:: Task ::
Tally every line of the records below that includes "open", and reply with the total alone.

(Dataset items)
#####

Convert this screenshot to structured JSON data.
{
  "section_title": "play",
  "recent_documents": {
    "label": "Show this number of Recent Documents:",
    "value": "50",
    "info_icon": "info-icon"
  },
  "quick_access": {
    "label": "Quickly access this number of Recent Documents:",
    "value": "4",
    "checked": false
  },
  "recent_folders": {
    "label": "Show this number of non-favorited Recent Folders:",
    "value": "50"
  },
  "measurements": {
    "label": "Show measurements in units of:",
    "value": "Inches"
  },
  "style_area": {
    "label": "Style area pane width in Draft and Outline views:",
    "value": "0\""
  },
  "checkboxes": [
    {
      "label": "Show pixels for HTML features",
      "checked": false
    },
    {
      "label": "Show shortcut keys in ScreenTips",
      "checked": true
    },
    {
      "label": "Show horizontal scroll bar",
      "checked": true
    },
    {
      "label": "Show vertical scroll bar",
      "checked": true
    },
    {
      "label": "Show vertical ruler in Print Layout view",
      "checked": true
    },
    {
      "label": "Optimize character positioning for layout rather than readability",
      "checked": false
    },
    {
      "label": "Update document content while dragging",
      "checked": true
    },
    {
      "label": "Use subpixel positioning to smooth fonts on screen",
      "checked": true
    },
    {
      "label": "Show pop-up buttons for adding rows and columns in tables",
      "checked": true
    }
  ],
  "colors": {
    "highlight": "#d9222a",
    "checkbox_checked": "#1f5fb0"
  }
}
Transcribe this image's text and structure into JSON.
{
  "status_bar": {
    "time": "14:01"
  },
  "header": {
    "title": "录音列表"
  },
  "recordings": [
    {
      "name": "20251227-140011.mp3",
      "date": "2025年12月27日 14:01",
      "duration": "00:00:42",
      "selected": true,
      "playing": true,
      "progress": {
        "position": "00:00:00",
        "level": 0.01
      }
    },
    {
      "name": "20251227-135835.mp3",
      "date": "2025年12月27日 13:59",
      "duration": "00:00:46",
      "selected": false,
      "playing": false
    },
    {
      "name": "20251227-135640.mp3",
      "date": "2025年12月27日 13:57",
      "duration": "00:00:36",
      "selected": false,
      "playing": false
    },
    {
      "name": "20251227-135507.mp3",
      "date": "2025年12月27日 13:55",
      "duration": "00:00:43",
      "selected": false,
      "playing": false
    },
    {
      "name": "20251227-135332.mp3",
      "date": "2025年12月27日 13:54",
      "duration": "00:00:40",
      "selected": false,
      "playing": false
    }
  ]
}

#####

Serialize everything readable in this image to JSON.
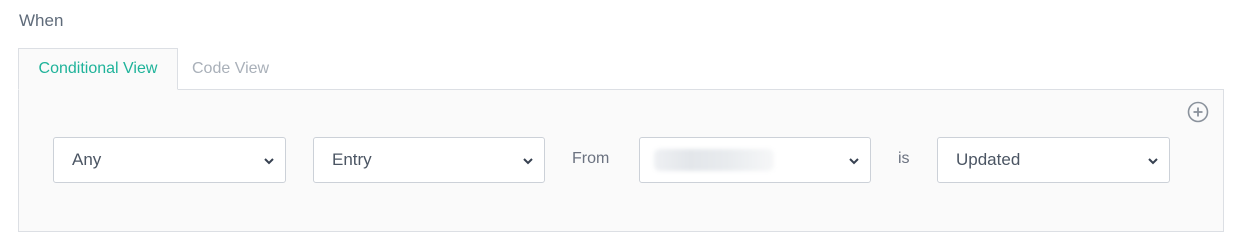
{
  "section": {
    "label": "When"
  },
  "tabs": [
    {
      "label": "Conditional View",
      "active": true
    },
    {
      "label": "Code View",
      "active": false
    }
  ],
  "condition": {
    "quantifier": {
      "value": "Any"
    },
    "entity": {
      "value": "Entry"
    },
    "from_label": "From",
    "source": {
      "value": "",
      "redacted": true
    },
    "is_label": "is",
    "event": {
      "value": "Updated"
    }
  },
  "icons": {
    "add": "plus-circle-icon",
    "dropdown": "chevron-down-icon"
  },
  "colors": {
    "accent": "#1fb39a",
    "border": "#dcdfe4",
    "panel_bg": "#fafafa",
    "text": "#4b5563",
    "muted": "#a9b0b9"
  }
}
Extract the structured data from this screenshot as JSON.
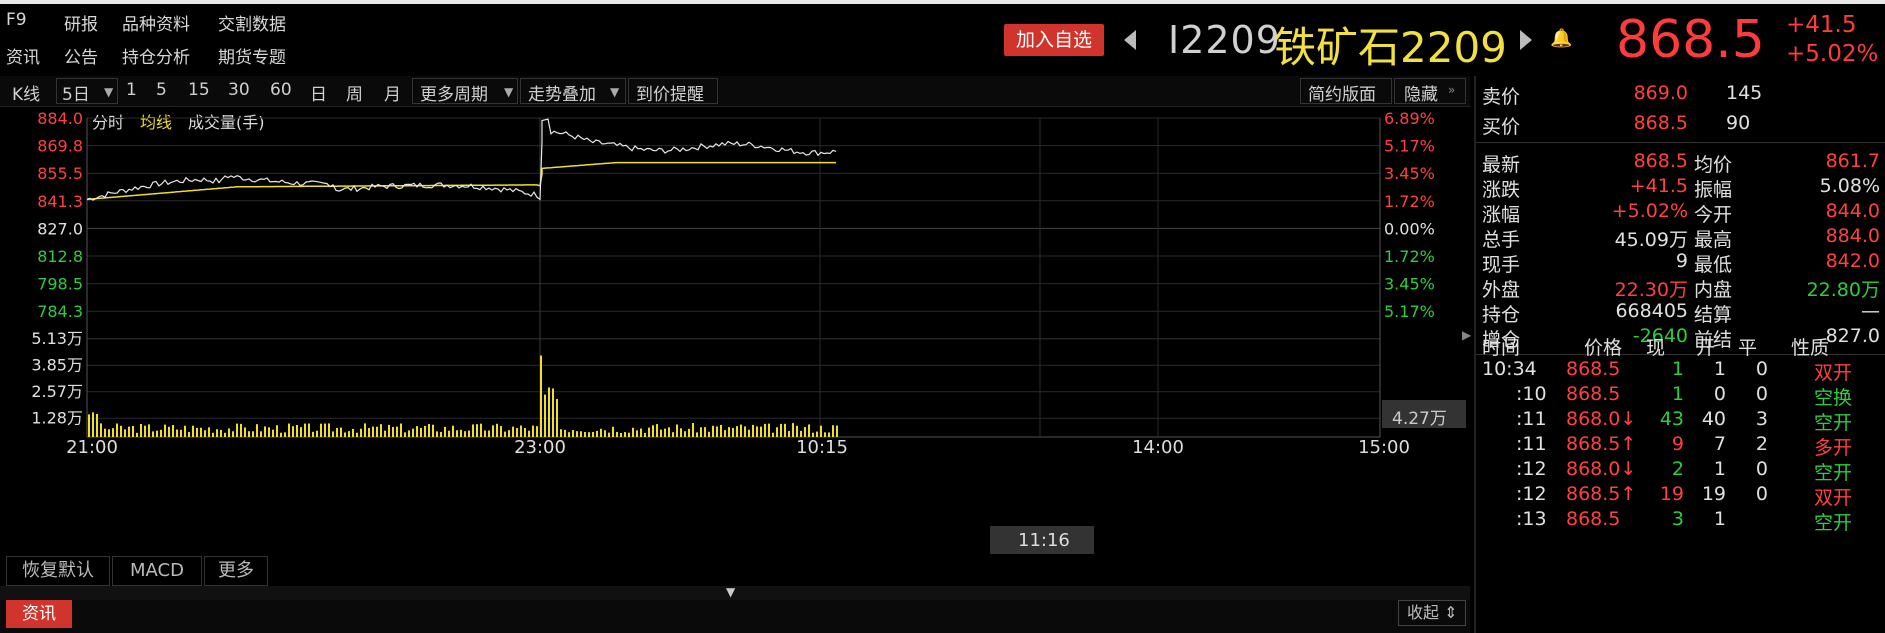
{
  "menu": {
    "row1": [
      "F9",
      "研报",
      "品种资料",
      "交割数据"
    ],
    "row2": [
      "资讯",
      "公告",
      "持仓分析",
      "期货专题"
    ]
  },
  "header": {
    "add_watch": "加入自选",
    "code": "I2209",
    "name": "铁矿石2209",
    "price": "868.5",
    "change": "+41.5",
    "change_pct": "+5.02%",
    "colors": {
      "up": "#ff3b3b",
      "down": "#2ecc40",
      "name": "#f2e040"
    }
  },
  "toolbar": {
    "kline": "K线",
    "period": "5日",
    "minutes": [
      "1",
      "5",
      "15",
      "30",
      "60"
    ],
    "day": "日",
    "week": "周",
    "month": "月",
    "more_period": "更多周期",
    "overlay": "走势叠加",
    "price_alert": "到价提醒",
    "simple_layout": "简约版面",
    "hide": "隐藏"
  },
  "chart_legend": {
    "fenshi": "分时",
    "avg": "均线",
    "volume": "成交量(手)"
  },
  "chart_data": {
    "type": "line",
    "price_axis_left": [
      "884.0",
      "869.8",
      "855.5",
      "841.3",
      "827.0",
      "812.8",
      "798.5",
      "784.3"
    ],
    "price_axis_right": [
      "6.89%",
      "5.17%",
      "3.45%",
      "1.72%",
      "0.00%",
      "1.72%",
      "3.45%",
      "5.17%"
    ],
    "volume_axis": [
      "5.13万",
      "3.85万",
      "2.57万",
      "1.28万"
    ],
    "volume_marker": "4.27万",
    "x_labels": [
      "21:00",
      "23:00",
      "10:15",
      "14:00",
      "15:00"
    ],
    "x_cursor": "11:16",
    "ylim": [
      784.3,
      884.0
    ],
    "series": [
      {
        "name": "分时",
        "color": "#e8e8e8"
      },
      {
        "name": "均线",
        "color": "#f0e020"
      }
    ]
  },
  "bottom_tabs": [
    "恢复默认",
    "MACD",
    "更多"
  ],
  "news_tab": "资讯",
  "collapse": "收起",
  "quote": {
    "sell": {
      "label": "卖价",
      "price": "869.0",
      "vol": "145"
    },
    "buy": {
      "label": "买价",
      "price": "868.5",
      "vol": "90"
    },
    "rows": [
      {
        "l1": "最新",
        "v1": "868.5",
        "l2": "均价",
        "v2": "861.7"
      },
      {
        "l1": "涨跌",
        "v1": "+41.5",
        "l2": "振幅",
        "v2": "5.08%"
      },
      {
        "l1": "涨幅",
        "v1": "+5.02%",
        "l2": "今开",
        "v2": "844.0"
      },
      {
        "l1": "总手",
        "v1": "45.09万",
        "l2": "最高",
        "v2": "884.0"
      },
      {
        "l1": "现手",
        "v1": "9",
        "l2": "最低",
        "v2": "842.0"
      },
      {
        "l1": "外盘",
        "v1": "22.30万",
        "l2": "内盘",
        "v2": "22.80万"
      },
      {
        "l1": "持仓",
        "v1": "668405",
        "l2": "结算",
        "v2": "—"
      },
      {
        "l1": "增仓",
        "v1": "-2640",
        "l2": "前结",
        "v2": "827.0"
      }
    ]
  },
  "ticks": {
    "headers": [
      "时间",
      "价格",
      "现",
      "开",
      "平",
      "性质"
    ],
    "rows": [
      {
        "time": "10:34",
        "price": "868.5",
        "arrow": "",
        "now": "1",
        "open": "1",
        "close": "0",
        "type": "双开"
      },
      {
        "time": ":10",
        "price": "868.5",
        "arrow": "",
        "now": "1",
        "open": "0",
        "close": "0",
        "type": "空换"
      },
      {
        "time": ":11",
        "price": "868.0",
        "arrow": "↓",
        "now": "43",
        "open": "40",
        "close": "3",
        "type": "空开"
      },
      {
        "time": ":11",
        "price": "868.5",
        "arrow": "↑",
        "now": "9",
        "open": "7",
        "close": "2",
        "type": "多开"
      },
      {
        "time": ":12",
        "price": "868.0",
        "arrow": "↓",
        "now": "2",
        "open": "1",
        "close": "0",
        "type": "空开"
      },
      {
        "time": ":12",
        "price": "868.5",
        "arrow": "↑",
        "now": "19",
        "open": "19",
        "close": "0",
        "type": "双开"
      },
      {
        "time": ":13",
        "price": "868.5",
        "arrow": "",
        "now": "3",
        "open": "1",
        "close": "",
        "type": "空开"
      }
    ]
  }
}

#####

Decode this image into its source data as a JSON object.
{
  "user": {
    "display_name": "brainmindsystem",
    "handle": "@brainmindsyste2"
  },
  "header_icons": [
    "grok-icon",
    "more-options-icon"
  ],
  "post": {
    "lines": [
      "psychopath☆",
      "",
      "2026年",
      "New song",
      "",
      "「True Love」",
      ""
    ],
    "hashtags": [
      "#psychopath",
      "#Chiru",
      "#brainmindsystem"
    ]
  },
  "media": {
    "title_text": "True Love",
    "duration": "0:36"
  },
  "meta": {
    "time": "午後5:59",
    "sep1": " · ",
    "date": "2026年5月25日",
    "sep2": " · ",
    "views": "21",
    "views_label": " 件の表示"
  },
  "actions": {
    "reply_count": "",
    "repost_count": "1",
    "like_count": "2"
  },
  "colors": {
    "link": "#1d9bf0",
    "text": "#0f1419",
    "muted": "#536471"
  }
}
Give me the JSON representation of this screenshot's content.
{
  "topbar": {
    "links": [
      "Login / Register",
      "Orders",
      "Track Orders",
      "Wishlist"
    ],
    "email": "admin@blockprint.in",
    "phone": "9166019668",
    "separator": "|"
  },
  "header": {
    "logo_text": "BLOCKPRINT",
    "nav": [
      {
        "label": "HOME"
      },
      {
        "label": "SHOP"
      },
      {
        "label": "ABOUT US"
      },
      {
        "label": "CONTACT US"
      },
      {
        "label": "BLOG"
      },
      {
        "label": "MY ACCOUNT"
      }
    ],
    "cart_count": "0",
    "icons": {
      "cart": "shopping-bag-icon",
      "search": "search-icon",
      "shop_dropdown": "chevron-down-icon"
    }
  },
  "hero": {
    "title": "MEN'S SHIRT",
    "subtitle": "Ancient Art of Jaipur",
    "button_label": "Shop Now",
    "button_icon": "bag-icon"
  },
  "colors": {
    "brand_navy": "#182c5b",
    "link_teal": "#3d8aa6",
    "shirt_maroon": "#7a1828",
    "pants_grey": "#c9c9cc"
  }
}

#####

:: Exercise output ::
7